The Night Extravaganza’s Lighted Man is another tradition that continues today. In 1936, Claudius Banks first skied down Howlesen Hill with lighted poles. Today, the suit is covered with an LED lighting system with 256 colors. Fireworks still shoot off the wearer’s back, all under the close supervision of a nearby EMT skiing with a fire extinguisher.

A man skis at night with lights and fireworks strapped to him in this photo.
The Lighted Man – then and now. Left photo by UCHealth at Tread of Pioneers Museum. Right photo courtesy of Rory Clow, SSWSC.

The night concludes with a spectacular fireworks show. Just when you think it’s done, the next round of color and sparks light up the night sky.

Fireworks light up the night sky in this photo.
Photo by Scott Larson, courtesy of Steamboat Springs Chamber.

Diamond Hitch Parade

In a final nod to western tradition, Winter Carnival concludes on Sunday morning with the Diamond Hitch Parade. At least four skiers hold on to points of a rope tied in the shape of one or more diamonds. Animals, people or vehicles (even antique snowcats) pull skiers down the streets.

Each parade starts with Winter Carnival royalty, the parade’s grand marshals and the ever-popular Steamboat Springs High School marching band – on skis. They’ve been doing so since 1935.

This is a photo of the Steamboat Springs High School marching band on skis.
Steamboat Springs High School marching band on skis. Photo courtesy of Steamboat Pilot & Today.

Want to learn even more about Steamboat Springs and its storied tradition of skiing? Visit the Tread of Pioneers Museum in downtown Steamboat Springs and experience exhibits, tours, events and activities for kids that celebrate the town’s distinct Western heritage.


About the author

Lindsey Reznicek is a communications specialist at UCHealth Yampa Valley Medical Center in Steamboat Springs, Colorado. She has spent the last ten years working in marketing and communications in health care, an industry she never considered but one to which she's contributed through her work in media relations, executive messaging and internal communications. She considers it an honor to interact with patients and write about their experiences; it’s what keeps her coming back to work each day.

A native of Nebraska, Lindsey received a Bachelor of Arts degree in journalism, with a focus on public relations, from the A.Q. Miller School of Journalism and Mass Communications at Kansas State University – she bleeds purple.
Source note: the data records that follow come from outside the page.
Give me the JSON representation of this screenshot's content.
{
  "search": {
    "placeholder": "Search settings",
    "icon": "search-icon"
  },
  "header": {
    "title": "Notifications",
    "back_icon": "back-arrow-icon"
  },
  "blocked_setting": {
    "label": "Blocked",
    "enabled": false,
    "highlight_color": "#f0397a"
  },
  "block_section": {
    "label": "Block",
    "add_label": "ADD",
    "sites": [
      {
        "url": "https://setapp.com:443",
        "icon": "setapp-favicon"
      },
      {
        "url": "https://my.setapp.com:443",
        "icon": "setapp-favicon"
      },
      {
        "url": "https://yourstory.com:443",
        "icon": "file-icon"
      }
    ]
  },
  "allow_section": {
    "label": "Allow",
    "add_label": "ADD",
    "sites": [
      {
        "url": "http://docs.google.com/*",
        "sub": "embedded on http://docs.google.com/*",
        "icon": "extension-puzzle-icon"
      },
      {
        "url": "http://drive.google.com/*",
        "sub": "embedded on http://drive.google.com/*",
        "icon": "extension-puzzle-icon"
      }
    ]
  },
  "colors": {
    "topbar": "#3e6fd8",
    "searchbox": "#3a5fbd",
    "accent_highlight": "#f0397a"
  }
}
She could see a Broadway musical every week, is a huge animal lover, enjoys a good shopping trip, and likes spending time in the kitchen. Lindsey and her husband have two daughters and enjoy hiking in the summer and skiing all winter long.